BEGIN Information supplied

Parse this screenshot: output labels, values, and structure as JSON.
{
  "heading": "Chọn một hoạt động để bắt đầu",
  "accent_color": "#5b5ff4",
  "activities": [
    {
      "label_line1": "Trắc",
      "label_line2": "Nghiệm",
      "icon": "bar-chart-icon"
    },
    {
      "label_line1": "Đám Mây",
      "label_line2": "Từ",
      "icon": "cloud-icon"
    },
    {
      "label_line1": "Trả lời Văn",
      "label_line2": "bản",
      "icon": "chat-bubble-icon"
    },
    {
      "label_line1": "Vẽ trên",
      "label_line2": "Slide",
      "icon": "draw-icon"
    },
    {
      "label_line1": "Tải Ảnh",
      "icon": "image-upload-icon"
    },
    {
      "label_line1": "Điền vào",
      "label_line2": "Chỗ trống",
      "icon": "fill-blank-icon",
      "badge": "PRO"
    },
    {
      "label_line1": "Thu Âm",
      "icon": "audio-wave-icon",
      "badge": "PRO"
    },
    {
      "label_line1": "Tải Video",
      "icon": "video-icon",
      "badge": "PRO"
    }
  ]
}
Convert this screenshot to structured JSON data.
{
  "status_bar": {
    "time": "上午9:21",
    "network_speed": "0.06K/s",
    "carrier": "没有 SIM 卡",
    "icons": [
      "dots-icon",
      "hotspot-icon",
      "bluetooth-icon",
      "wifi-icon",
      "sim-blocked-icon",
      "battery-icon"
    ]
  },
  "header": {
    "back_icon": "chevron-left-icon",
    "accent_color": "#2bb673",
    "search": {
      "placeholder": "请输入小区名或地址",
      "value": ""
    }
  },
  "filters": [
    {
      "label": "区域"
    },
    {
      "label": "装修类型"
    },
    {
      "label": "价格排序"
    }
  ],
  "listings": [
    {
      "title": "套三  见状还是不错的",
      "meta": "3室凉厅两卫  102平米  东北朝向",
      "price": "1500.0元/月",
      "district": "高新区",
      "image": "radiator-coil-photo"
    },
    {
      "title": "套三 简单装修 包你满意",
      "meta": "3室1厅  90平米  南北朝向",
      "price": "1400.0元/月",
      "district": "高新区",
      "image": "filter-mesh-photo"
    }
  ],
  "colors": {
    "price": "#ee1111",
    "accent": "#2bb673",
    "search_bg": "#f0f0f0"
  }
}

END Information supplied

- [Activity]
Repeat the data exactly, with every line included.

- [Output of the task]
Parse this screenshot: output labels, values, and structure as JSON.
{
  "heading": "Chọn một hoạt động để bắt đầu",
  "accent_color": "#5b5ff4",
  "activities": [
    {
      "label_line1": "Trắc",
      "label_line2": "Nghiệm",
      "icon": "bar-chart-icon"
    },
    {
      "label_line1": "Đám Mây",
      "label_line2": "Từ",
      "icon": "cloud-icon"
    },
    {
      "label_line1": "Trả lời Văn",
      "label_line2": "bản",
      "icon": "chat-bubble-icon"
    },
    {
      "label_line1": "Vẽ trên",
      "label_line2": "Slide",
      "icon": "draw-icon"
    },
    {
      "label_line1": "Tải Ảnh",
      "icon": "image-upload-icon"
    },
    {
      "label_line1": "Điền vào",
      "label_line2": "Chỗ trống",
      "icon": "fill-blank-icon",
      "badge": "PRO"
    },
    {
      "label_line1": "Thu Âm",
      "icon": "audio-wave-icon",
      "badge": "PRO"
    },
    {
      "label_line1": "Tải Video",
      "icon": "video-icon",
      "badge": "PRO"
    }
  ]
}
Convert this screenshot to structured JSON data.
{
  "status_bar": {
    "time": "上午9:21",
    "network_speed": "0.06K/s",
    "carrier": "没有 SIM 卡",
    "icons": [
      "dots-icon",
      "hotspot-icon",
      "bluetooth-icon",
      "wifi-icon",
      "sim-blocked-icon",
      "battery-icon"
    ]
  },
  "header": {
    "back_icon": "chevron-left-icon",
    "accent_color": "#2bb673",
    "search": {
      "placeholder": "请输入小区名或地址",
      "value": ""
    }
  },
  "filters": [
    {
      "label": "区域"
    },
    {
      "label": "装修类型"
    },
    {
      "label": "价格排序"
    }
  ],
  "listings": [
    {
      "title": "套三  见状还是不错的",
      "meta": "3室凉厅两卫  102平米  东北朝向",
      "price": "1500.0元/月",
      "district": "高新区",
      "image": "radiator-coil-photo"
    },
    {
      "title": "套三 简单装修 包你满意",
      "meta": "3室1厅  90平米  南北朝向",
      "price": "1400.0元/月",
      "district": "高新区",
      "image": "filter-mesh-photo"
    }
  ],
  "colors": {
    "price": "#ee1111",
    "accent": "#2bb673",
    "search_bg": "#f0f0f0"
  }
}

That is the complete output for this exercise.